== Assigned task ==
Copy each line containing the word "Program" from the records that follow, please.

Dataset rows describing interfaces
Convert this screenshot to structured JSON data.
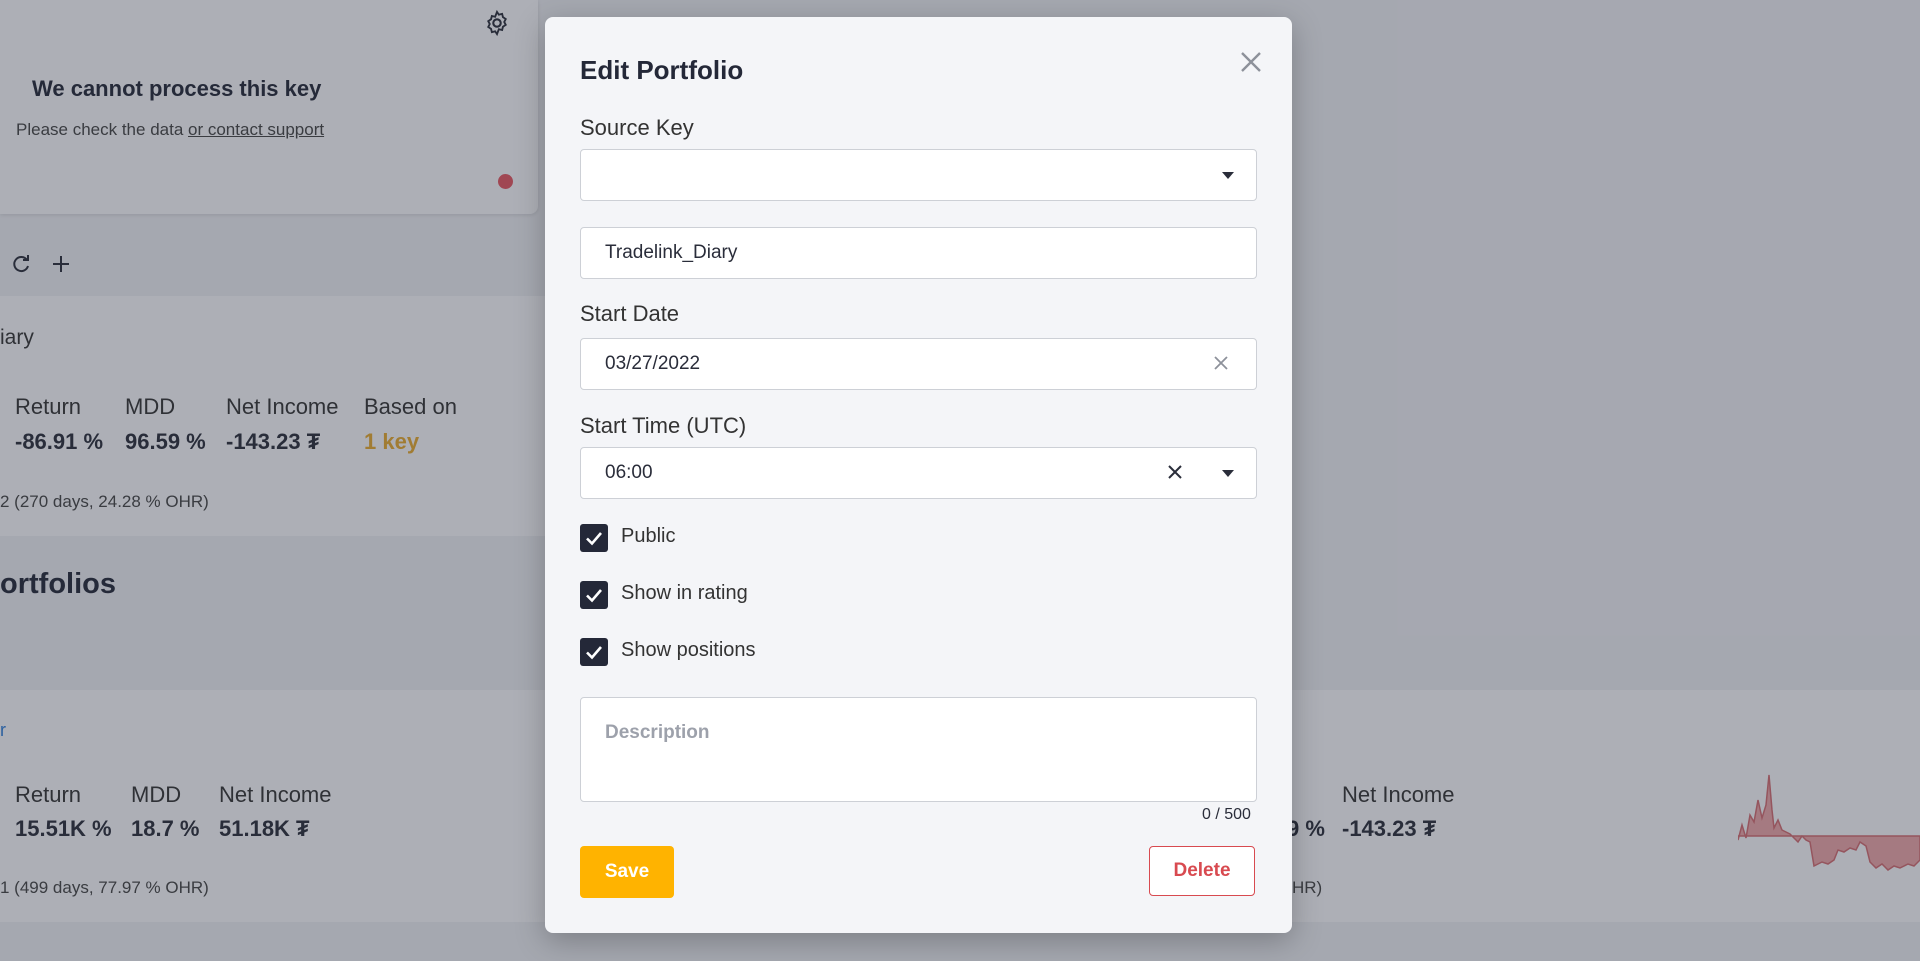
{
  "background": {
    "warning": {
      "title": "We cannot process this key",
      "prefix": "Please check the data ",
      "link": "or contact support"
    },
    "portfolio": {
      "name_fragment": "iary",
      "metrics": [
        {
          "label": "Return",
          "value": "-86.91 %"
        },
        {
          "label": "MDD",
          "value": "96.59 %"
        },
        {
          "label": "Net Income",
          "value": "-143.23 ₮"
        },
        {
          "label": "Based on",
          "value": "1 key"
        }
      ],
      "footer": "2 (270 days, 24.28 % OHR)"
    },
    "section_title": "ortfolios",
    "bottom_left": {
      "link_fragment": "r",
      "metrics": [
        {
          "label": "Return",
          "value": "15.51K %"
        },
        {
          "label": "MDD",
          "value": "18.7 %"
        },
        {
          "label": "Net Income",
          "value": "51.18K ₮"
        }
      ],
      "footer": "1 (499 days, 77.97 % OHR)"
    },
    "bottom_right": {
      "value_fragment": "9 %",
      "metric": {
        "label": "Net Income",
        "value": "-143.23 ₮"
      },
      "footer_fragment": "HR)"
    }
  },
  "modal": {
    "title": "Edit Portfolio",
    "source_key": {
      "label": "Source Key",
      "value": ""
    },
    "name_value": "Tradelink_Diary",
    "start_date": {
      "label": "Start Date",
      "value": "03/27/2022"
    },
    "start_time": {
      "label": "Start Time (UTC)",
      "value": "06:00"
    },
    "checkboxes": [
      {
        "label": "Public",
        "checked": true
      },
      {
        "label": "Show in rating",
        "checked": true
      },
      {
        "label": "Show positions",
        "checked": true
      }
    ],
    "description": {
      "placeholder": "Description",
      "counter": "0 / 500"
    },
    "save_label": "Save",
    "delete_label": "Delete"
  },
  "colors": {
    "accent_yellow": "#ffb300",
    "danger_red": "#d84a50",
    "key_orange": "#e2a72e",
    "checkbox_dark": "#242838"
  }
}
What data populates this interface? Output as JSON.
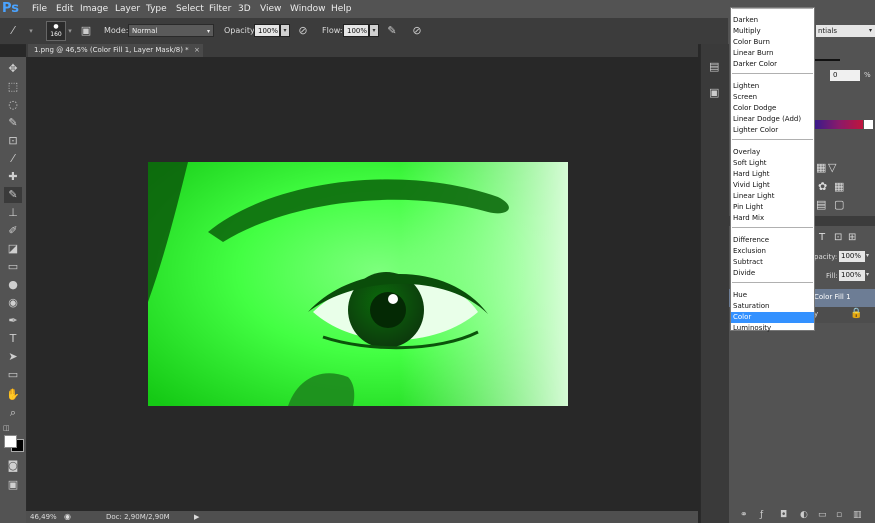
{
  "app": {
    "logo": "Ps"
  },
  "menubar": {
    "items": [
      "File",
      "Edit",
      "Image",
      "Layer",
      "Type",
      "Select",
      "Filter",
      "3D",
      "View",
      "Window",
      "Help"
    ]
  },
  "options": {
    "brush_size": "160",
    "mode_label": "Mode:",
    "mode_value": "Normal",
    "opacity_label": "Opacity:",
    "opacity_value": "100%",
    "flow_label": "Flow:",
    "flow_value": "100%"
  },
  "document": {
    "tab_title": "1.png @ 46,5% (Color Fill 1, Layer Mask/8) *",
    "close_glyph": "×"
  },
  "status": {
    "zoom": "46,49%",
    "doc_size": "Doc: 2,90M/2,90M"
  },
  "right_panel": {
    "workspace": "ntials",
    "adjust_value": "0",
    "adjust_unit": "%",
    "layers_opacity_label": "pacity:",
    "layers_opacity_value": "100%",
    "fill_label": "Fill:",
    "fill_value": "100%",
    "layer_name": "Color Fill 1",
    "layer_mask_suffix": "y"
  },
  "blend_modes": {
    "groups": [
      [
        "Darken",
        "Multiply",
        "Color Burn",
        "Linear Burn",
        "Darker Color"
      ],
      [
        "Lighten",
        "Screen",
        "Color Dodge",
        "Linear Dodge (Add)",
        "Lighter Color"
      ],
      [
        "Overlay",
        "Soft Light",
        "Hard Light",
        "Vivid Light",
        "Linear Light",
        "Pin Light",
        "Hard Mix"
      ],
      [
        "Difference",
        "Exclusion",
        "Subtract",
        "Divide"
      ],
      [
        "Hue",
        "Saturation",
        "Color",
        "Luminosity"
      ]
    ],
    "selected": "Color"
  },
  "colors": {
    "accent": "#3391ff",
    "fill_green": "#2dff2d"
  },
  "icons": {
    "toolbar": [
      "move-icon",
      "marquee-icon",
      "lasso-icon",
      "quick-select-icon",
      "crop-icon",
      "eyedropper-icon",
      "healing-icon",
      "brush-icon",
      "stamp-icon",
      "history-brush-icon",
      "eraser-icon",
      "gradient-icon",
      "blur-icon",
      "dodge-icon",
      "pen-icon",
      "type-icon",
      "path-select-icon",
      "rectangle-icon",
      "hand-icon",
      "zoom-icon"
    ]
  }
}
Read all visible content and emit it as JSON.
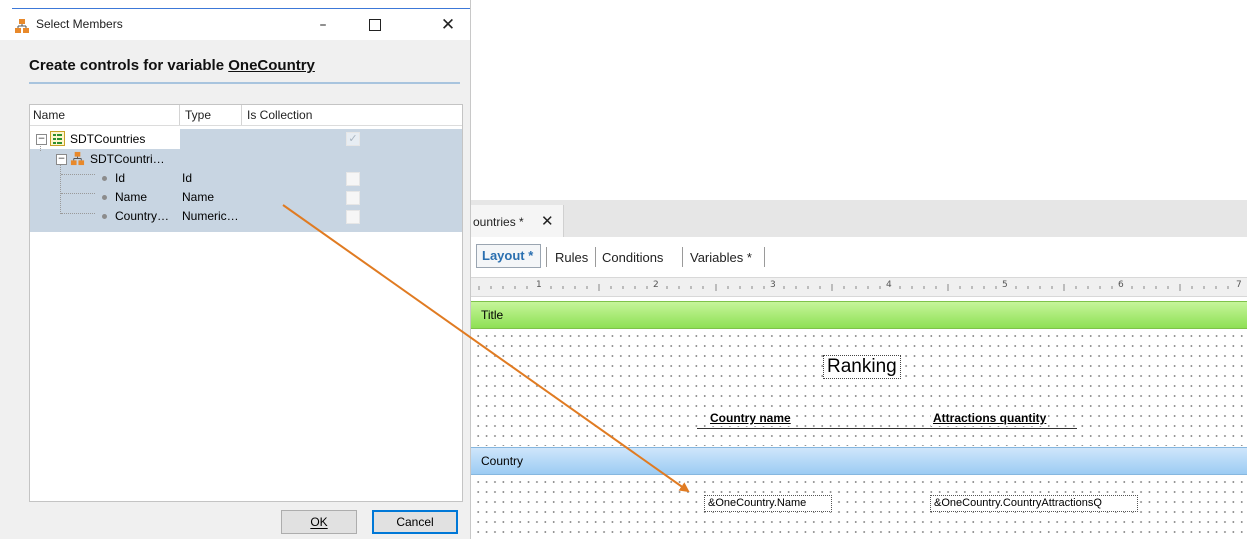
{
  "dialog": {
    "title": "Select Members",
    "heading_prefix": "Create controls for variable ",
    "heading_var": "OneCountry",
    "columns": [
      "Name",
      "Type",
      "Is Collection"
    ],
    "rows": [
      {
        "name": "SDTCountries",
        "type": "",
        "is_collection": true
      },
      {
        "name": "SDTCountri…",
        "type": "",
        "is_collection": null
      },
      {
        "name": "Id",
        "type": "Id",
        "is_collection": false
      },
      {
        "name": "Name",
        "type": "Name",
        "is_collection": false
      },
      {
        "name": "Country…",
        "type": "Numeric…",
        "is_collection": false
      }
    ],
    "ok_label": "OK",
    "cancel_label": "Cancel",
    "minimize": "–",
    "close": "✕"
  },
  "designer": {
    "doc_tab": "ountries *",
    "doc_tab_close": "✕",
    "subtabs": [
      "Layout *",
      "Rules",
      "Conditions",
      "Variables *"
    ],
    "ruler_numbers": [
      "1",
      "2",
      "3",
      "4",
      "5",
      "6",
      "7"
    ],
    "bands": {
      "title": "Title",
      "country": "Country"
    },
    "controls": {
      "ranking": "Ranking",
      "col_country_name": "Country name",
      "col_attractions": "Attractions quantity",
      "var_name": "&OneCountry.Name",
      "var_attractions": "&OneCountry.CountryAttractionsQ"
    }
  },
  "colors": {
    "title_band": "#a6e86f",
    "country_band": "#b7daf7",
    "selection": "#c8d5e2",
    "arrow": "#e07b22",
    "accent": "#0078d7"
  },
  "icons": [
    "sdt-icon",
    "structure-icon",
    "attribute-dot-icon"
  ]
}
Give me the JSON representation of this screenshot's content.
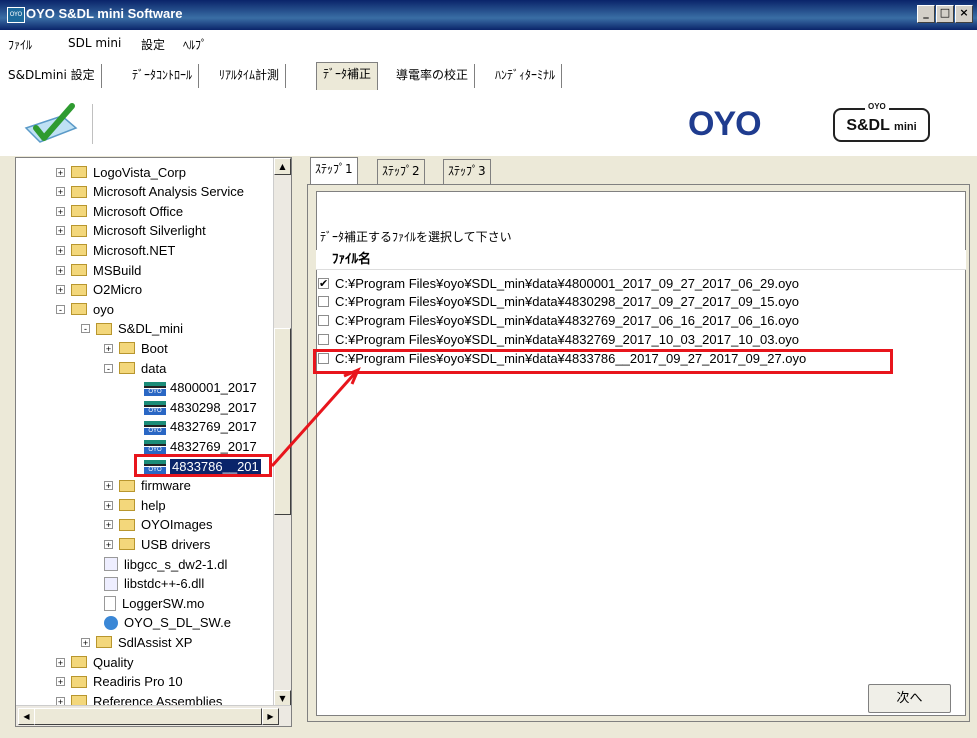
{
  "window": {
    "title": "OYO S&DL mini Software",
    "app_icon_text": "OYO",
    "controls": [
      "_",
      "□",
      "×"
    ]
  },
  "menu": [
    "ﾌｧｲﾙ",
    "SDL mini",
    "設定",
    "ﾍﾙﾌﾟ"
  ],
  "main_tabs": [
    {
      "label": "S&DLmini 設定",
      "active": false
    },
    {
      "label": "ﾃﾞｰﾀｺﾝﾄﾛｰﾙ",
      "active": false
    },
    {
      "label": "ﾘｱﾙﾀｲﾑ計測",
      "active": false
    },
    {
      "label": "ﾃﾞｰﾀ補正",
      "active": true
    },
    {
      "label": "導電率の校正",
      "active": false
    },
    {
      "label": "ﾊﾝﾃﾞｨﾀｰﾐﾅﾙ",
      "active": false
    }
  ],
  "toolbar": {
    "check_icon": "check-icon",
    "brand_logo": "OYO",
    "product_logo_main": "S&DL",
    "product_logo_sub": "mini",
    "product_logo_cap": "OYO"
  },
  "tree": [
    {
      "label": "LogoVista_Corp",
      "expander": "+",
      "icon": "folder",
      "depth": 0
    },
    {
      "label": "Microsoft Analysis Service",
      "expander": "+",
      "icon": "folder",
      "depth": 0
    },
    {
      "label": "Microsoft Office",
      "expander": "+",
      "icon": "folder",
      "depth": 0
    },
    {
      "label": "Microsoft Silverlight",
      "expander": "+",
      "icon": "folder",
      "depth": 0
    },
    {
      "label": "Microsoft.NET",
      "expander": "+",
      "icon": "folder",
      "depth": 0
    },
    {
      "label": "MSBuild",
      "expander": "+",
      "icon": "folder",
      "depth": 0
    },
    {
      "label": "O2Micro",
      "expander": "+",
      "icon": "folder",
      "depth": 0
    },
    {
      "label": "oyo",
      "expander": "-",
      "icon": "folder",
      "depth": 0
    },
    {
      "label": "S&DL_mini",
      "expander": "-",
      "icon": "folder",
      "depth": 1
    },
    {
      "label": "Boot",
      "expander": "+",
      "icon": "folder",
      "depth": 2
    },
    {
      "label": "data",
      "expander": "-",
      "icon": "folder",
      "depth": 2
    },
    {
      "label": "4800001_2017",
      "expander": "",
      "icon": "oyo",
      "depth": 3
    },
    {
      "label": "4830298_2017",
      "expander": "",
      "icon": "oyo",
      "depth": 3
    },
    {
      "label": "4832769_2017",
      "expander": "",
      "icon": "oyo",
      "depth": 3
    },
    {
      "label": "4832769_2017",
      "expander": "",
      "icon": "oyo",
      "depth": 3
    },
    {
      "label": "4833786__201",
      "expander": "",
      "icon": "oyo",
      "depth": 3,
      "selected": true
    },
    {
      "label": "firmware",
      "expander": "+",
      "icon": "folder",
      "depth": 2
    },
    {
      "label": "help",
      "expander": "+",
      "icon": "folder",
      "depth": 2
    },
    {
      "label": "OYOImages",
      "expander": "+",
      "icon": "folder",
      "depth": 2
    },
    {
      "label": "USB drivers",
      "expander": "+",
      "icon": "folder",
      "depth": 2
    },
    {
      "label": "libgcc_s_dw2-1.dl",
      "expander": "",
      "icon": "dll",
      "depth": 2
    },
    {
      "label": "libstdc++-6.dll",
      "expander": "",
      "icon": "dll",
      "depth": 2
    },
    {
      "label": "LoggerSW.mo",
      "expander": "",
      "icon": "mo",
      "depth": 2
    },
    {
      "label": "OYO_S_DL_SW.e",
      "expander": "",
      "icon": "exe",
      "depth": 2
    },
    {
      "label": "SdlAssist XP",
      "expander": "+",
      "icon": "folder",
      "depth": 1
    },
    {
      "label": "Quality",
      "expander": "+",
      "icon": "folder",
      "depth": 0
    },
    {
      "label": "Readiris Pro 10",
      "expander": "+",
      "icon": "folder",
      "depth": 0
    },
    {
      "label": "Reference Assemblies",
      "expander": "+",
      "icon": "folder",
      "depth": 0
    }
  ],
  "step_tabs": [
    {
      "label": "ｽﾃｯﾌﾟ1",
      "active": true
    },
    {
      "label": "ｽﾃｯﾌﾟ2",
      "active": false
    },
    {
      "label": "ｽﾃｯﾌﾟ3",
      "active": false
    }
  ],
  "step1": {
    "instruction": "ﾃﾞｰﾀ補正するﾌｧｲﾙを選択して下さい",
    "column_header": "ﾌｧｲﾙ名",
    "files": [
      {
        "path": "C:¥Program Files¥oyo¥SDL_min¥data¥4800001_2017_09_27_2017_06_29.oyo",
        "checked": true
      },
      {
        "path": "C:¥Program Files¥oyo¥SDL_min¥data¥4830298_2017_09_27_2017_09_15.oyo",
        "checked": false
      },
      {
        "path": "C:¥Program Files¥oyo¥SDL_min¥data¥4832769_2017_06_16_2017_06_16.oyo",
        "checked": false
      },
      {
        "path": "C:¥Program Files¥oyo¥SDL_min¥data¥4832769_2017_10_03_2017_10_03.oyo",
        "checked": false
      },
      {
        "path": "C:¥Program Files¥oyo¥SDL_min¥data¥4833786__2017_09_27_2017_09_27.oyo",
        "checked": false
      }
    ],
    "next_label": "次へ"
  },
  "colors": {
    "highlight": "#e8151c",
    "selection": "#0a246a",
    "brand_blue": "#1f3c8f"
  }
}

== Completed task ==
        "path": "C:¥Program Files¥oyo¥SDL_min¥data¥4800001_2017_09_27_2017_06_29.oyo",
        "path": "C:¥Program Files¥oyo¥SDL_min¥data¥4830298_2017_09_27_2017_09_15.oyo",
        "path": "C:¥Program Files¥oyo¥SDL_min¥data¥4832769_2017_06_16_2017_06_16.oyo",
        "path": "C:¥Program Files¥oyo¥SDL_min¥data¥4832769_2017_10_03_2017_10_03.oyo",
        "path": "C:¥Program Files¥oyo¥SDL_min¥data¥4833786__2017_09_27_2017_09_27.oyo",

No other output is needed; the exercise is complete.